Hiding pipes behind crown moulding is an overly-complicated idea, and to do it you will probably have to work twice as hard as you would to build a ventilated soffit.


In addition: Pipes up against walls or ceilings that separate heated space from unheated space must be left exposed to the room air...or they must be hidden in a ventilated pipe chase or soffit. Otherwise they will freeze in bad cold snaps. One serious mistake many people make is to think that insulation will prevent this; in fact insulation can actually make things worse because it slows room heat getting to the pipes just as well as it slows heat in the pipes being sucked out by the cold.


The pipe chase or soffit doesn't have to be big; for two ½" copper pipes, a 2" x3" space would be sufficient...although a 3" by 6" soffit might look more like something you planned than something you had not choice but to build.


You can buy plastic grid intended for fluorescent light boxes in commercial drop ceilings; it makes good soffit or chase vents.



Dinosaur


How now, Mighty Sauron, that thou art not brought
low by this? For thine evil pales before that which
foolish men call Justice....


Dinosaur

How now, Mighty Sauron, that thou art not brought
low by this? For thine evil pales before that which
foolish men call Justice....

(post #88055, reply #9 of 10)
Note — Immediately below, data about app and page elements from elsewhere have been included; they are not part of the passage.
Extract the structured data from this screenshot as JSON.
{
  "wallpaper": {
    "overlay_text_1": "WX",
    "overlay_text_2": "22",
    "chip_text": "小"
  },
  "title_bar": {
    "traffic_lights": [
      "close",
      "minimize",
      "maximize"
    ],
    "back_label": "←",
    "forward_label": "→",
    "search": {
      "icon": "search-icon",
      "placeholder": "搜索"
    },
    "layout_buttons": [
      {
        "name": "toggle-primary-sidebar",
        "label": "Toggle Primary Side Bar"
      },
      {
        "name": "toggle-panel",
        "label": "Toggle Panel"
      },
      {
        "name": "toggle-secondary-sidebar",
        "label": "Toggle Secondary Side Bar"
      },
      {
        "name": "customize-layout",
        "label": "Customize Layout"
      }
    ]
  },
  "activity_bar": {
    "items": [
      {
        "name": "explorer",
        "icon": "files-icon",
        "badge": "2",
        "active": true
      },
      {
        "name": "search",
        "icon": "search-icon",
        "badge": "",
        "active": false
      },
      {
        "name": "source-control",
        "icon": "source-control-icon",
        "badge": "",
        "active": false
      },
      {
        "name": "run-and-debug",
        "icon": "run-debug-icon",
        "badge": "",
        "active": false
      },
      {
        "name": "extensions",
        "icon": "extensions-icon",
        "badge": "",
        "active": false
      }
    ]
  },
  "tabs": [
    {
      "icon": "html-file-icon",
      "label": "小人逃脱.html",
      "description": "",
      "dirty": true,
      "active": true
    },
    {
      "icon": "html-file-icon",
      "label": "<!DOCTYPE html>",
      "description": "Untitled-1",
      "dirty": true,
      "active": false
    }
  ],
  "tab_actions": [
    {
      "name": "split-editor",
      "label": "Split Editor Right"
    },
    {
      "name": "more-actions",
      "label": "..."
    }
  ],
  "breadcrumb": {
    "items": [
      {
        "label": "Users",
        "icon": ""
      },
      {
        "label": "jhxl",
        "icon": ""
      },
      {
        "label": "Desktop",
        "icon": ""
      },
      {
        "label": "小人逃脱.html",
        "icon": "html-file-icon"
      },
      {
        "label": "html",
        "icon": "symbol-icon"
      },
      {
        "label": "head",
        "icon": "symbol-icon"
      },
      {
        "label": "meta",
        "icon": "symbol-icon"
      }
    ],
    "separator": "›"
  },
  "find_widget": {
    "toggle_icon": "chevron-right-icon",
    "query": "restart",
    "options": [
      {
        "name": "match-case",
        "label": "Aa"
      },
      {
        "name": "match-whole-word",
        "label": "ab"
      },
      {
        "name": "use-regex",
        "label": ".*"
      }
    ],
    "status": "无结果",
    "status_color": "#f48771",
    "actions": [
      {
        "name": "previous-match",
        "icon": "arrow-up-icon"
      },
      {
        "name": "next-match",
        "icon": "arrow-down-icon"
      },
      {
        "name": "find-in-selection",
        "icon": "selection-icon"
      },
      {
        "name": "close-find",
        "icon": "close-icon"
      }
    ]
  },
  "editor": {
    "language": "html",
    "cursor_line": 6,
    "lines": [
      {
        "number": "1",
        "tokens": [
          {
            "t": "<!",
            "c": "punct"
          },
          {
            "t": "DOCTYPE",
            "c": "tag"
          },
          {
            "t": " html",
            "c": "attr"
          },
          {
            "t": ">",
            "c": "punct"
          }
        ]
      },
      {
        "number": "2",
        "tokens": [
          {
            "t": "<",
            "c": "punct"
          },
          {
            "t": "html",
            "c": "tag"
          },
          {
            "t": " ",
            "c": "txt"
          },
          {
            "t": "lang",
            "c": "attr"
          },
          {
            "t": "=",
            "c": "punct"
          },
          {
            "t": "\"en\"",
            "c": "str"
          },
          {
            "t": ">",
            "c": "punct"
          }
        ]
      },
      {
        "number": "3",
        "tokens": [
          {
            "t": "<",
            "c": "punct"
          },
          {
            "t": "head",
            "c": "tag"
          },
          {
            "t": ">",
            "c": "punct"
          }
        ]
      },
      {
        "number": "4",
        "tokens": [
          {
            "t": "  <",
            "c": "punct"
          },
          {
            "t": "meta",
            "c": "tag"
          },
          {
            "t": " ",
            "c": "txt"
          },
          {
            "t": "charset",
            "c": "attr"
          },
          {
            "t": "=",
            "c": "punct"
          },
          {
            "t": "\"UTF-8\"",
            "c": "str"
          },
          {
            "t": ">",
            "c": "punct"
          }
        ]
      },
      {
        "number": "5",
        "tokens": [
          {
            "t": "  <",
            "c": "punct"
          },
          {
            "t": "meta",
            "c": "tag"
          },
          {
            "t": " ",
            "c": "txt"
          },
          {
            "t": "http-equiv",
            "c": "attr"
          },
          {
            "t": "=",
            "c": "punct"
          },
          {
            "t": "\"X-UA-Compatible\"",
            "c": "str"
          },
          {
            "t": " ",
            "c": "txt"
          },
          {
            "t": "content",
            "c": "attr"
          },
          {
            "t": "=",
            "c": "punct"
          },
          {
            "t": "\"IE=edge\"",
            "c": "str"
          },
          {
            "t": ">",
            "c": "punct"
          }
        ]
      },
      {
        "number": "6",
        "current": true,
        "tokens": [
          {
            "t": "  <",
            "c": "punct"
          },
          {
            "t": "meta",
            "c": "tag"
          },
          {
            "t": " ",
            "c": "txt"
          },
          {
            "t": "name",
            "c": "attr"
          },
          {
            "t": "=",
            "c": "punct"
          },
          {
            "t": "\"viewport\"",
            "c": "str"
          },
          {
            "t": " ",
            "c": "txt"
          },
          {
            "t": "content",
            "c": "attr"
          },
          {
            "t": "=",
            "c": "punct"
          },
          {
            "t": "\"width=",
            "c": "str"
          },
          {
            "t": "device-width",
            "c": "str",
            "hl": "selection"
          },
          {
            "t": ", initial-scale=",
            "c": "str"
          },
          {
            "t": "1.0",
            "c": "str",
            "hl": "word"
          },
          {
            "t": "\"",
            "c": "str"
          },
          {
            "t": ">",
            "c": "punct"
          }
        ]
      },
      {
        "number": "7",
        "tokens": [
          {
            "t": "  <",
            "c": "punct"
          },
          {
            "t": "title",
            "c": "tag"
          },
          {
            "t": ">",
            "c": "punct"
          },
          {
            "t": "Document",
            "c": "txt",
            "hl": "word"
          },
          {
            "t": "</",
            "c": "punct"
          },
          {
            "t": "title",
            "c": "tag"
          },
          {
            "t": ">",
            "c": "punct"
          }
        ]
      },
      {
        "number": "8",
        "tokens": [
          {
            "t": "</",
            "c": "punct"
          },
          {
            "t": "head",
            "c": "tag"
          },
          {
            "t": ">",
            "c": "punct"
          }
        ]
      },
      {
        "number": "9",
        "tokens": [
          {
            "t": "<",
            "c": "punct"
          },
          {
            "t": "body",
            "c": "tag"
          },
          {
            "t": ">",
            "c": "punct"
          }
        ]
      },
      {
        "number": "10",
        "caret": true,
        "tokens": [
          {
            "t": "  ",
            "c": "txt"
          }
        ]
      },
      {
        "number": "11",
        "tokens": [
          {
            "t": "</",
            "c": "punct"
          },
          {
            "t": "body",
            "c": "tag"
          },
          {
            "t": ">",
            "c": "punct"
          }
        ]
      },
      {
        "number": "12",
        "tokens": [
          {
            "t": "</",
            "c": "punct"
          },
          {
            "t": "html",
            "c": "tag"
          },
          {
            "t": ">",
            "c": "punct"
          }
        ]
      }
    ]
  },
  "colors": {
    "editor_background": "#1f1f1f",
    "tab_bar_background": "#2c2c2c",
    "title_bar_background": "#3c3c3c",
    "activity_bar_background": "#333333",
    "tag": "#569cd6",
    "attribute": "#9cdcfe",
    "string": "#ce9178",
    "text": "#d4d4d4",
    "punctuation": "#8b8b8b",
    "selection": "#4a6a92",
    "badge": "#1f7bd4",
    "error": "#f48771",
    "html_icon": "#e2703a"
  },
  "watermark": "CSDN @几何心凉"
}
Why not keep the pipes in the attic but bring them down next to the ceiling and put all the attic insulation above them, no insulation between the pipes and the heated space? Make sure the space they run in the attic can get heat from the rooms below, maybe make openings in closet ceilings or other hidden areas to let heated air up.

(post #88055, reply #10 of 10)

Or one could actually build a heated pipe chase in the attic, with insulation above/around it and a little airflow through it.


As I stood before the gates I realized that I never want to be as certain about anything as were the people who built this place. --Rabbi Sheila Peltz, on her visit to Auschwitz


Of all the preposterous assumptions of humanity over humanity, nothing exceeds most of the criticisms made on the habits of the poor by the well-housed, well-warmed, and well-fed.  --Herman Melville